You have radically changed the long-dominant vision of Jewish mysticism. You have pioneered by suggesting that Gnosticism is a belated version of earlier Jewish speculations, and you have intimated that we may yet discover an archaic Jewish religion that predates almost all of our written sources. We are honored to recognize your scholarly contributions in the field of Judaic studies and your wisdom that provides insight into the religious impulses of humanity at large by bestowing on you the degree of Doctor of Divinity.
Peter H. Raven

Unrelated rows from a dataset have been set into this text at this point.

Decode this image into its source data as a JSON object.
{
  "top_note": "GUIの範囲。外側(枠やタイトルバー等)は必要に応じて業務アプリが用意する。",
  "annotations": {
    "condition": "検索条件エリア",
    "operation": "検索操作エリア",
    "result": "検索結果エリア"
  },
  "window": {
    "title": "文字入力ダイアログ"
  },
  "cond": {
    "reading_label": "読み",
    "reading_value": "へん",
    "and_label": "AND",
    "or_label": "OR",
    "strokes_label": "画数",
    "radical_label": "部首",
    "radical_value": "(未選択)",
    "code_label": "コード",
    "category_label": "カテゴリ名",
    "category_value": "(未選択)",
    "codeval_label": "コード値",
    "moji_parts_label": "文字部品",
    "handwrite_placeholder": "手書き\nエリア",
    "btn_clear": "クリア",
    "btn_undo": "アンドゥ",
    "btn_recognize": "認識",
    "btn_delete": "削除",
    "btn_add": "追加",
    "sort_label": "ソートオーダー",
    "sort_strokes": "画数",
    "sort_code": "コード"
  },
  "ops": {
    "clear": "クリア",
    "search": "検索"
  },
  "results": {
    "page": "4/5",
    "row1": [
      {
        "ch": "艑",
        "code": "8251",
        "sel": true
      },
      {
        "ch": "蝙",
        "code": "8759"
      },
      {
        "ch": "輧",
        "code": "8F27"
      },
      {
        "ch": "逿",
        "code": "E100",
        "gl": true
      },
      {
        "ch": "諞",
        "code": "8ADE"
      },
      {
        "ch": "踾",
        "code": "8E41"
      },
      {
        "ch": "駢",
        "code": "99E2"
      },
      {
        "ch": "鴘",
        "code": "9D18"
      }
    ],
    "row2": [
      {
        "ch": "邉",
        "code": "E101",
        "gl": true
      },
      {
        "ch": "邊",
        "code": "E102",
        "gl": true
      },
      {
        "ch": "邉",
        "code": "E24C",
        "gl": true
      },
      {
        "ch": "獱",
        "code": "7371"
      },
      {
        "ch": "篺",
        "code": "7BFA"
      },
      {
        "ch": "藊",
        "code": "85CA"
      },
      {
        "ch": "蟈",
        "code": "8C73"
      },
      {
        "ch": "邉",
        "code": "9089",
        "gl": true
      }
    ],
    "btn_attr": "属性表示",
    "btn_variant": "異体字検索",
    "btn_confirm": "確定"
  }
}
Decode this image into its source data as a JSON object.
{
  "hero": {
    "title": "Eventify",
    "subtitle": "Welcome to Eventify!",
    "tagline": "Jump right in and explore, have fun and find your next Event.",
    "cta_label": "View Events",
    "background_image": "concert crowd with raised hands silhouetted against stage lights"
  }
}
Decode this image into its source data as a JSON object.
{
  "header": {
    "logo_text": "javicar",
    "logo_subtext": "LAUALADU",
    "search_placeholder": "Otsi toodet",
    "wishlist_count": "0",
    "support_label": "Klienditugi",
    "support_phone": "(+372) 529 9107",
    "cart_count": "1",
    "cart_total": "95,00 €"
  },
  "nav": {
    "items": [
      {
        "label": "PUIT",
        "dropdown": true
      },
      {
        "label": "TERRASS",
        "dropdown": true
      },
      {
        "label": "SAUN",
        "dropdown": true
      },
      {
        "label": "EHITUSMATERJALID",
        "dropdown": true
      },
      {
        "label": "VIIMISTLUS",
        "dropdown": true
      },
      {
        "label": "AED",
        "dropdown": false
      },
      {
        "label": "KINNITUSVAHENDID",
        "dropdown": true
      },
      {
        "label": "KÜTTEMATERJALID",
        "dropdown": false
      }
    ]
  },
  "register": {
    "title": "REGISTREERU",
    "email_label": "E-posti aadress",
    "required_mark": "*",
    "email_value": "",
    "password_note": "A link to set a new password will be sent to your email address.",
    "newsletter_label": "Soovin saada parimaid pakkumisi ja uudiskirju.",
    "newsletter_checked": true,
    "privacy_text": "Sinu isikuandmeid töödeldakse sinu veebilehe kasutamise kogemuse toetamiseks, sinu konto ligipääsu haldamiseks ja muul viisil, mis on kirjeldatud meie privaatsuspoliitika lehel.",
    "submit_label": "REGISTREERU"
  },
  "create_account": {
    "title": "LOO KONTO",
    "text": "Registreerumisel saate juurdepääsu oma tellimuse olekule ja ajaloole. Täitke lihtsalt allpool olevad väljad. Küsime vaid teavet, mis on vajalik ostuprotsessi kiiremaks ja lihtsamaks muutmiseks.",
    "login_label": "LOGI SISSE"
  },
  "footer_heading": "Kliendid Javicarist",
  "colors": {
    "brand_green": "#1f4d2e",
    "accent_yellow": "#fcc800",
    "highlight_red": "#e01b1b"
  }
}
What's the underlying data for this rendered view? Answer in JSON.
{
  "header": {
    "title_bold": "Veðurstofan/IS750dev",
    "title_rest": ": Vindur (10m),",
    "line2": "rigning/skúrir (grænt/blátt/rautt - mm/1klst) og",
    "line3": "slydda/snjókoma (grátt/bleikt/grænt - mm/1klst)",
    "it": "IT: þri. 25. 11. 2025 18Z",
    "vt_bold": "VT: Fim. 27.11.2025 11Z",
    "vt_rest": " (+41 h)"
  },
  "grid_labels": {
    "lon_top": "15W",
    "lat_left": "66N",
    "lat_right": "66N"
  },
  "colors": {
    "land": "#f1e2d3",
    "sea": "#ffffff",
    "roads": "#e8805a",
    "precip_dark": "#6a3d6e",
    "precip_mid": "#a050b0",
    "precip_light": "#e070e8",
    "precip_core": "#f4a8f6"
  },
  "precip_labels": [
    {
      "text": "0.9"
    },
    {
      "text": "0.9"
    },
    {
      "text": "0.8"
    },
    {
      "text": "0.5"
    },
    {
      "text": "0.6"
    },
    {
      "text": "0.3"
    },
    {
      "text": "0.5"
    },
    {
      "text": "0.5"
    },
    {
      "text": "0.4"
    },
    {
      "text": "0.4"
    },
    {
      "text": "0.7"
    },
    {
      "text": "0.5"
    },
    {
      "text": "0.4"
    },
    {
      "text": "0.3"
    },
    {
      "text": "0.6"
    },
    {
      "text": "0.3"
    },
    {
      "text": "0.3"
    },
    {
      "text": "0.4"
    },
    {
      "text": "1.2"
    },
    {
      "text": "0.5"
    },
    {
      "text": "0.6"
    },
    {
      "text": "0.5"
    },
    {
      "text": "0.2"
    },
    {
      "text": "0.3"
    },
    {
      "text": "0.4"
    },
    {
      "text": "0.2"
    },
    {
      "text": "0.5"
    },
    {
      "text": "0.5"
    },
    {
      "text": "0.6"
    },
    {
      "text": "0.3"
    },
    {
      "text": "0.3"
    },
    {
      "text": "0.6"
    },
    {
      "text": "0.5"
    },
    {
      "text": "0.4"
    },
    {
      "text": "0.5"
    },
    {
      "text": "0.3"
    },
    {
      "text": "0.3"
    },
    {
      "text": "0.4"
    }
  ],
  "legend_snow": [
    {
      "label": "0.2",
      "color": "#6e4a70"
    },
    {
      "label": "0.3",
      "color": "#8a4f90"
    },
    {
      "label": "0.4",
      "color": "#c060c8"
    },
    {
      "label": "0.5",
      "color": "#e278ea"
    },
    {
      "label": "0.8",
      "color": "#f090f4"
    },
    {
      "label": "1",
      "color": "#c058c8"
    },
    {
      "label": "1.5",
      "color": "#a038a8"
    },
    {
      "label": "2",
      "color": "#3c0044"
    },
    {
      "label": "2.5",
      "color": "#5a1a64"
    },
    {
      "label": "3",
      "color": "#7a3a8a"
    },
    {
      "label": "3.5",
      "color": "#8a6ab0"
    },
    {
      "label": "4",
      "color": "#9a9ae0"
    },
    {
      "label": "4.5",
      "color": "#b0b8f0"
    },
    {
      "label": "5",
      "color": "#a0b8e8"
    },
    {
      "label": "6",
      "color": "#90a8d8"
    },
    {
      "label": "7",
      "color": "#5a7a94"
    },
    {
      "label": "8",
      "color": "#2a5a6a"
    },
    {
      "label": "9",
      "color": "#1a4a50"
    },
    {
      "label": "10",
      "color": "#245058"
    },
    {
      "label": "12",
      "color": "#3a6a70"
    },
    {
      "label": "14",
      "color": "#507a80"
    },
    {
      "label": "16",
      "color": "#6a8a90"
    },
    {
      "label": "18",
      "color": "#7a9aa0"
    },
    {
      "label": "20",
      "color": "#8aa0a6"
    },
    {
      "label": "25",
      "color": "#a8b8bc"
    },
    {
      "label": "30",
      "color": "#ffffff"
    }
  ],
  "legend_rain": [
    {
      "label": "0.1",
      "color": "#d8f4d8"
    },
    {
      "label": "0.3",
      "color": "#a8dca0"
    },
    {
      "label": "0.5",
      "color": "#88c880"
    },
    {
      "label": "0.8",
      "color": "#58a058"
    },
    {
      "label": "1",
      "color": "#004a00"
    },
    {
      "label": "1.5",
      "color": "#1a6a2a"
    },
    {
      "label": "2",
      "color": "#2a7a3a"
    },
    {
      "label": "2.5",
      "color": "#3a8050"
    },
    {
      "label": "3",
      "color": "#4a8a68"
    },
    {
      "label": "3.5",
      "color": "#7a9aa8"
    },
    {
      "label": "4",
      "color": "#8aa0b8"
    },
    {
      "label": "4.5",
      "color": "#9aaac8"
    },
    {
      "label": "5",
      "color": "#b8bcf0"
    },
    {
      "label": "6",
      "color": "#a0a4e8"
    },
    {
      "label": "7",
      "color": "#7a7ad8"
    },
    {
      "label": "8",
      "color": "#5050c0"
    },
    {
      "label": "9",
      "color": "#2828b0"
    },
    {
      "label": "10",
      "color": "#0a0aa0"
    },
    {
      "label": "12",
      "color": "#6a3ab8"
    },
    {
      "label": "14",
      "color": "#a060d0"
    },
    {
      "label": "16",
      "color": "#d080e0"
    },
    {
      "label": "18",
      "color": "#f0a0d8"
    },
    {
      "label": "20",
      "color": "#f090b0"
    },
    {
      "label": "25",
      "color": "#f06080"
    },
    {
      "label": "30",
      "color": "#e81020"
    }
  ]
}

Your career has focused on studying and preserving biodiversity, protecting the environment, and understanding the interrelatedness and co-evolution of plants, animals and insects. You have transformed the oldest public garden in the United States, the Missouri Botanical Garden, into the world’s leading research center for the study of tropical rain forests. Your own research and service spans the globe, as you work tirelessly to promote science, save the rapidly disappearing forests of the tropics and their endowments of species, and call attention to the unprecedented risks of climate change. You are a prolific writer, a gifted teacher, and a visionary leader. For all these accomplishments, we are pleased to confer this degree of Doctor of Science.
You have captured the complexity of modern life and given it voice in unforgettable characters. Your works explore the dark side of our existence, probe our modern disillusionment, and attack the false values that have corroded society. You have written plays that puzzle and provoke us. With generous spirit, you have shared your knowledge with countless aspiring playwrights — teaching, coaching, and mentoring. You bring honor to Yale by accepting this degree of Doctor of Letters.
Sandra Day O’Connor
From your childhood on a western ranch to your leading role on the nation’s highest court, you have demonstrated self-reliance, independence, intelligence, and wisdom. Undaunted by the lack of opportunity for women lawyers, you made your own way in legal practice, politics, and public service. As the first woman appointed to the Supreme Court of the United States, you worked tirelessly to find the moderate, middle ground. Your judicial pragmatism has helped to keep the law a living thing, evolving and changing as the world changes, serving society well. You are a judge of the people and for the people. We are pleased to recognize your influence on the law and your contribution to society with this degree of Doctor of Laws.